  17. ^ Rameau, J. C.; et al. (1989). Flore Forestière Française. Institut pour le développement Forestier. p. 1023. ISBN 978-2-904740-16-9.
  18. ^ Whitman, Ann. "Controlling Lily Leaf Beetles". Gardner's Supply Company. Retrieved 12 May 2015.
  19. ^ "AGM Plants - Ornamental" (PDF). Royal Horticultural Society. July 2017. p. 22. Retrieved 24 January 2018.
  20. ^ Journal of horticulture and practical gardening. 1872. p. 378. Retrieved 28 September 2010.
  21. ^ "Lily-Of-The-Valley". The New York Times.
  22. ^ New York Media, LLC (4 June 1979). New York Magazine. New York Media, LLC. p. 92. ISSN 0028-7369. Retrieved 28 September 2010.
  23. ^ Soniak, Matt (11 October 2011). "How Poisonous Is Lily of the Valley?". Retrieved 24 June 2015.
  24. ^ Cantell, Sulo; Saarnio, Väinö, 1936. Suomen myrkylliset ja lääkekasvit (translation: The Poisonous and Medical plants of Finland, no known translated literature available)[better source needed]
  25. ^ Marc Spehr; Günter Gisselmann; Alexandra Poplawski; Jeffrey A. Riffell; Christian H. Wetzel; Richard K. Zimmer; Hanns Hatt (2003). "Identification of a Testicular Odorant Receptor Mediating Human Sperm Chemotaxis". Science. 299 (5615): 2054–8. Bibcode:2003Sci...299.2054S. doi:10.1126/science.1080376. PMID 12663925. Retrieved 24 June 2012.
  26. ^ For example ScienceDaily 2007
  27. ^ Christoph Brenker; Normann Goodwin; Ingo Weyand; Nachiket D Kashikar; Masahiro Naruse; Miriam Krähling; Astrid Müller; U Benjamin Kaupp; Timo Strünker (2012). "The CatSper channel: a polymodal chemosensor in human sperm". The EMBO Journal. 31 (7): 1654–1665. doi:10.1038/emboj.2012.30. PMC 3321208. PMID 22354039. See also ScienceMag article
  28. ^ a b c d "Lily of the Valley Perfumes". Vogue slideshow.
  29. ^ Patty. "Best Lily of the Valley Perfume – Muguet Guide". Perfume Posse, April 8, 2013.
  30. ^ Morris, Edwin T. (1984). Fragrance : A story of perfume from Cleopatra to Chanel. New York: Scribners. ISBN 978-0684181950.
  31. ^ a b "Wedding Traditions & Trivia". Archived from the original on 2012-07-15. Retrieved 2012-07-23.
  32. ^ a b Lily of the Valley Stars in Royal Bridal Bouquet
  33. ^ Balcony kisses seal royal wedding
  34. ^ "Lily of the Valley – May Day in France". 26 April 2010. Retrieved 24 June 2015.
  35. ^ Coleman and Burley, Hilary and Sally (2015). Shout Kernow. London, UK: Francis Boutle Publishers. pp. 53–55. ISBN 978 1 903427 97 2.
  36. ^ "Lily of the valley". Retrieved 24 June 2015.
  37. ^ "Lily of the Valley – Finland's National Flower". 28 May 2013. Retrieved 24 June 2015.
  38. ^ "May Birth Flower : Birth Month Flower". 2007-06-02. Retrieved 2012-04-30.

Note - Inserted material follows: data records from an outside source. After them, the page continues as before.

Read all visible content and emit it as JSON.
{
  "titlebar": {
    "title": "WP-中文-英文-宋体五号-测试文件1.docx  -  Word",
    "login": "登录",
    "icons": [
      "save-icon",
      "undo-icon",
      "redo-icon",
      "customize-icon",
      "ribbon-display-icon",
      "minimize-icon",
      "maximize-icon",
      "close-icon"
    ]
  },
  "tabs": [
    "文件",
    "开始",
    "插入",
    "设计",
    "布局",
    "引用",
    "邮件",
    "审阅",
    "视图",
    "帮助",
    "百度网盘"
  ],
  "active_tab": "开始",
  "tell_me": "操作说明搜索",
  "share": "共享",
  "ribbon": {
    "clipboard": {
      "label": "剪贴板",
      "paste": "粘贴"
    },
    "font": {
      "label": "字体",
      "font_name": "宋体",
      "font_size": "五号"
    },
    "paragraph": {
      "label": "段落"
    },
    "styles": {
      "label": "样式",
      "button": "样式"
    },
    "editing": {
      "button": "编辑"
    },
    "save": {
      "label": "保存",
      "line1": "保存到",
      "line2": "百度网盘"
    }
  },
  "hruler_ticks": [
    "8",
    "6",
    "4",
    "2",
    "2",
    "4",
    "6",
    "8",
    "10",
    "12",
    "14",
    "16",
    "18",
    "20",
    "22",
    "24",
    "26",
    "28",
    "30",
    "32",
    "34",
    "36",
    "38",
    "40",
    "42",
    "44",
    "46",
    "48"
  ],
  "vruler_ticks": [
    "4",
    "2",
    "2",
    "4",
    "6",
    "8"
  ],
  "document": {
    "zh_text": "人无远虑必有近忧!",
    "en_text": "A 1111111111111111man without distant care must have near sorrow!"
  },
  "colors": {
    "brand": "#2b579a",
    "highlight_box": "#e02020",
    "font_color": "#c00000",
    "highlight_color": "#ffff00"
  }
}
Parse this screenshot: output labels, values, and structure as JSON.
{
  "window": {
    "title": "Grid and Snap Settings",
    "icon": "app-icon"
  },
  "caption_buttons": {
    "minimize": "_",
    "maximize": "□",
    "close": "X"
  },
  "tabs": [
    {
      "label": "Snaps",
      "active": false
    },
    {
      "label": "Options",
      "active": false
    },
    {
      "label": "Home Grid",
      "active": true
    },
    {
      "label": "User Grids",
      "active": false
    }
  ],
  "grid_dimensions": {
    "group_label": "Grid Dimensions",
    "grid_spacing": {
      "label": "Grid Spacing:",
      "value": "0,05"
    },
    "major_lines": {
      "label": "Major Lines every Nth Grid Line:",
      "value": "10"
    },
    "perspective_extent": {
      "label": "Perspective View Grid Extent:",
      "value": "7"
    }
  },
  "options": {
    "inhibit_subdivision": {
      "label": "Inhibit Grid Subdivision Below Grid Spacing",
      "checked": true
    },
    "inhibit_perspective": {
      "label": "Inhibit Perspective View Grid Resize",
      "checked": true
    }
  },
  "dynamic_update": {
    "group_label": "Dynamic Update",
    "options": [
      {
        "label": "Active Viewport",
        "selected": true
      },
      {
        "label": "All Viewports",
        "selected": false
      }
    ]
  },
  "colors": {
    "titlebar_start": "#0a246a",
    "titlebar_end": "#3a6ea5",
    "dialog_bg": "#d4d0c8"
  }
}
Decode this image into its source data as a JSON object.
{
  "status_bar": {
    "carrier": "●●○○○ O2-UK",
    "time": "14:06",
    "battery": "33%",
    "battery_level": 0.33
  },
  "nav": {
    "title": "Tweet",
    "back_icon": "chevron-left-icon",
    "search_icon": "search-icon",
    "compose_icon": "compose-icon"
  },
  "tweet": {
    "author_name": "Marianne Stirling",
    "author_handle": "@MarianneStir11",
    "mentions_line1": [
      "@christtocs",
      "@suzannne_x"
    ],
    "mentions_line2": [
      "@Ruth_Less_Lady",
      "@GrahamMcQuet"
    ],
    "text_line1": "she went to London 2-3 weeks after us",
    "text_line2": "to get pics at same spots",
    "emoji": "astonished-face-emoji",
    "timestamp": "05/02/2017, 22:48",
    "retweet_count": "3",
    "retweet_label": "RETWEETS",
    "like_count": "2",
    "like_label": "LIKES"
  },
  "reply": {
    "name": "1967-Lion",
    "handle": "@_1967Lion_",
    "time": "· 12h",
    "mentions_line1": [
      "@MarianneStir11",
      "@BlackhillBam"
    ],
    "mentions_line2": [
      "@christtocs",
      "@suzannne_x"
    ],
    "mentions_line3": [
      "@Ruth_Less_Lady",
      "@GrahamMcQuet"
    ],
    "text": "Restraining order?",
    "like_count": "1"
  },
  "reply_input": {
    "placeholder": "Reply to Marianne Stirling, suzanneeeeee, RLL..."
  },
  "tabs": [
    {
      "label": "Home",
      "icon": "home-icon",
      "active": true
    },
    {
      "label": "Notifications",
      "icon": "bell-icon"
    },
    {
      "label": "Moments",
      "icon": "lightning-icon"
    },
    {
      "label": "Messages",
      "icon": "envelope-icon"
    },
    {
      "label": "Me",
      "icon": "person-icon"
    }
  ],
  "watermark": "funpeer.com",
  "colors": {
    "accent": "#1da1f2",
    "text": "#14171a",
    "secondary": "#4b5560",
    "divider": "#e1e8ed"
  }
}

Further readingEdit

Vandepitte, Katrien; De Meyer, Tim; Jacquemyn, Hans (February 2013). "The impact of extensive clonal growth on fine-scale mating patterns: a full paternity analysis of a lily-of-the-valley population (Convallaria majalis)". Annals of Botany. 111 (4): 623–628. doi:10.1093/aob/mct024. PMC 3605957. PMID 23439847.

External linksEdit